» ASSIGNMENT
Give the total number of lines in the data below that include "accent", and nothing else.

» SUPPLIED RECORDS
──────

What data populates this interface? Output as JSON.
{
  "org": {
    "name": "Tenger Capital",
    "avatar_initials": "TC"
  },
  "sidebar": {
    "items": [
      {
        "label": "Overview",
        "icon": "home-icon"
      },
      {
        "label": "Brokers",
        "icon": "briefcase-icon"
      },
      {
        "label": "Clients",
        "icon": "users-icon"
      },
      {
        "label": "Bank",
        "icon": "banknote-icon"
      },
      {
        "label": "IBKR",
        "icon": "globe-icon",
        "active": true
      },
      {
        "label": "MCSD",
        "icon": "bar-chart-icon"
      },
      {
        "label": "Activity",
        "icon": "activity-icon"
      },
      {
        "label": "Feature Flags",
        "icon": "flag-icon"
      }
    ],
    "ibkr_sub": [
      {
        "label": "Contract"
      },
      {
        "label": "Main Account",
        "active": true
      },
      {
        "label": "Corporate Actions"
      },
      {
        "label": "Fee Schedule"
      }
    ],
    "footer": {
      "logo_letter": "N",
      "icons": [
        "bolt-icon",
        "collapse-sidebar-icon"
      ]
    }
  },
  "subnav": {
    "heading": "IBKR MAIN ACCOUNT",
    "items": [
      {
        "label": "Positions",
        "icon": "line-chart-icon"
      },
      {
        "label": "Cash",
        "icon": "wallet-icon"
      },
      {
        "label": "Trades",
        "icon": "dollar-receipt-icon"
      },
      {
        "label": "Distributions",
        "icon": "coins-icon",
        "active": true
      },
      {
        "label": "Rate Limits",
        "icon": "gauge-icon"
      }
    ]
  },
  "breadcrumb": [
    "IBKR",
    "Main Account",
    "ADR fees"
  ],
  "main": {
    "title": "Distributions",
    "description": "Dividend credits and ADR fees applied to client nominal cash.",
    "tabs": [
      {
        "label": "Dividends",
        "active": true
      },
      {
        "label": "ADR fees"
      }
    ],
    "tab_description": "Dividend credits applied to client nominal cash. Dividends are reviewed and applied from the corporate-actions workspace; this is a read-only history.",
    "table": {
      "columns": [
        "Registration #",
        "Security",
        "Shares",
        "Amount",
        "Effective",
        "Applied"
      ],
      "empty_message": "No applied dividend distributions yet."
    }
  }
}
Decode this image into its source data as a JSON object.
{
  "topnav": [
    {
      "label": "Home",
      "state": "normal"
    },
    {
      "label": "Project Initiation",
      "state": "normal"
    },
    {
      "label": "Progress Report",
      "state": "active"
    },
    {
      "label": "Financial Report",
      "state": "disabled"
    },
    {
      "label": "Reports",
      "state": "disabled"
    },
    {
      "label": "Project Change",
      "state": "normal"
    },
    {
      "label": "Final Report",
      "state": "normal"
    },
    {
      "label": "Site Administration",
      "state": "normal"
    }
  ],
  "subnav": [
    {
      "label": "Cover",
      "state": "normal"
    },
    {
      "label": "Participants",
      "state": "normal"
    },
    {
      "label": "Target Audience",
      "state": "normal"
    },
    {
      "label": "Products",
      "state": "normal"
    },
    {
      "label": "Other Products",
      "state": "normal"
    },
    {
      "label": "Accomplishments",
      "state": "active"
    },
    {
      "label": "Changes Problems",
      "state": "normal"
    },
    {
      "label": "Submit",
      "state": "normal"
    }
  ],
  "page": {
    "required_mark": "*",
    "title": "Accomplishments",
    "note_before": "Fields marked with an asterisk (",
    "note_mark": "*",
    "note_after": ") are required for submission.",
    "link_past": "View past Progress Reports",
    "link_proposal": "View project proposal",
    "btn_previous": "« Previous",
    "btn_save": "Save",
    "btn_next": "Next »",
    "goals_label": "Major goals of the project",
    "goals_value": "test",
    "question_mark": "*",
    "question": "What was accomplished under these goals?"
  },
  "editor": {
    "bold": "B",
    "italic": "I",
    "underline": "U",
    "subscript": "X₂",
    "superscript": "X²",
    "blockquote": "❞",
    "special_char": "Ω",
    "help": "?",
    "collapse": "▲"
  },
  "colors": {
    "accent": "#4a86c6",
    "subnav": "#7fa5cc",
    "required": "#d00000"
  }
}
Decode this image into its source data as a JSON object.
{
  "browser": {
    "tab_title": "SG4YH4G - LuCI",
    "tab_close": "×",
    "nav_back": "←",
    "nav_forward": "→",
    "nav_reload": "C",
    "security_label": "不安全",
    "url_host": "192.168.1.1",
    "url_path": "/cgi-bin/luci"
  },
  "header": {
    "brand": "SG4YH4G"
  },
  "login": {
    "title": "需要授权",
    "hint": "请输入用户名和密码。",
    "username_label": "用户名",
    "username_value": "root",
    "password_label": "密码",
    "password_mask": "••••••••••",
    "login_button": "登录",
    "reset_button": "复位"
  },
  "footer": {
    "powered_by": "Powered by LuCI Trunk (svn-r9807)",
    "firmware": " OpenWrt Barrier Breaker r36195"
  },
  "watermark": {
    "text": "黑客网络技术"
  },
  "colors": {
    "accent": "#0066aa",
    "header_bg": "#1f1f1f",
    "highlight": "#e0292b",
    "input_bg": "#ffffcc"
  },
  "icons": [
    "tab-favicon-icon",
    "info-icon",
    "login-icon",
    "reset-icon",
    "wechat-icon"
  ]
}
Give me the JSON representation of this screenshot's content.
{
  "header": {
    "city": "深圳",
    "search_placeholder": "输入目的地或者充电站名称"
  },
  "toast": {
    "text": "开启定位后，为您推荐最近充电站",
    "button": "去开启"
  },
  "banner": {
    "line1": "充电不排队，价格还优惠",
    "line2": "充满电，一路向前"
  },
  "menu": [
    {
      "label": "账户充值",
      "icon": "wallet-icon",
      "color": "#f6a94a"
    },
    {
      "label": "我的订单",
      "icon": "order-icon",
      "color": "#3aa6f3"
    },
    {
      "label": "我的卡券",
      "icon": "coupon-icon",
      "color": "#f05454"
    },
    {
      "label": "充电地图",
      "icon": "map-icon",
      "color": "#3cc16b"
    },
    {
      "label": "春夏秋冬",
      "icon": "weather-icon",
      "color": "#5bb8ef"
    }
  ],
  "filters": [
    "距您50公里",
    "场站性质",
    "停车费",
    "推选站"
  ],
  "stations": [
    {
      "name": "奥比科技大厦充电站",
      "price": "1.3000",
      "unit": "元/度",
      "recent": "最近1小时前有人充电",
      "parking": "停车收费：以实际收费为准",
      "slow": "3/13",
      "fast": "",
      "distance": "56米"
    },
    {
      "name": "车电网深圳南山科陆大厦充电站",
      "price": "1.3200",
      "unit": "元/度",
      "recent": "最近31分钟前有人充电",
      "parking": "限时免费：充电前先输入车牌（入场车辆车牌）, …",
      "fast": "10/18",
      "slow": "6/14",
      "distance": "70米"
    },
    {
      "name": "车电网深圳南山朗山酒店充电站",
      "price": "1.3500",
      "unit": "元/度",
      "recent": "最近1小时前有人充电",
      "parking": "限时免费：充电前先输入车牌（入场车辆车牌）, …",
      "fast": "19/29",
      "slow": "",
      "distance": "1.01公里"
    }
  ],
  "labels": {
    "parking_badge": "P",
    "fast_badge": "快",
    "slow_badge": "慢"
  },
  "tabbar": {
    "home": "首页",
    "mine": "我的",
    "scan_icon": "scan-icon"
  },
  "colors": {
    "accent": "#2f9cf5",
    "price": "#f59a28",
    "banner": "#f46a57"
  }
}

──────

» YOUR SOLUTION
3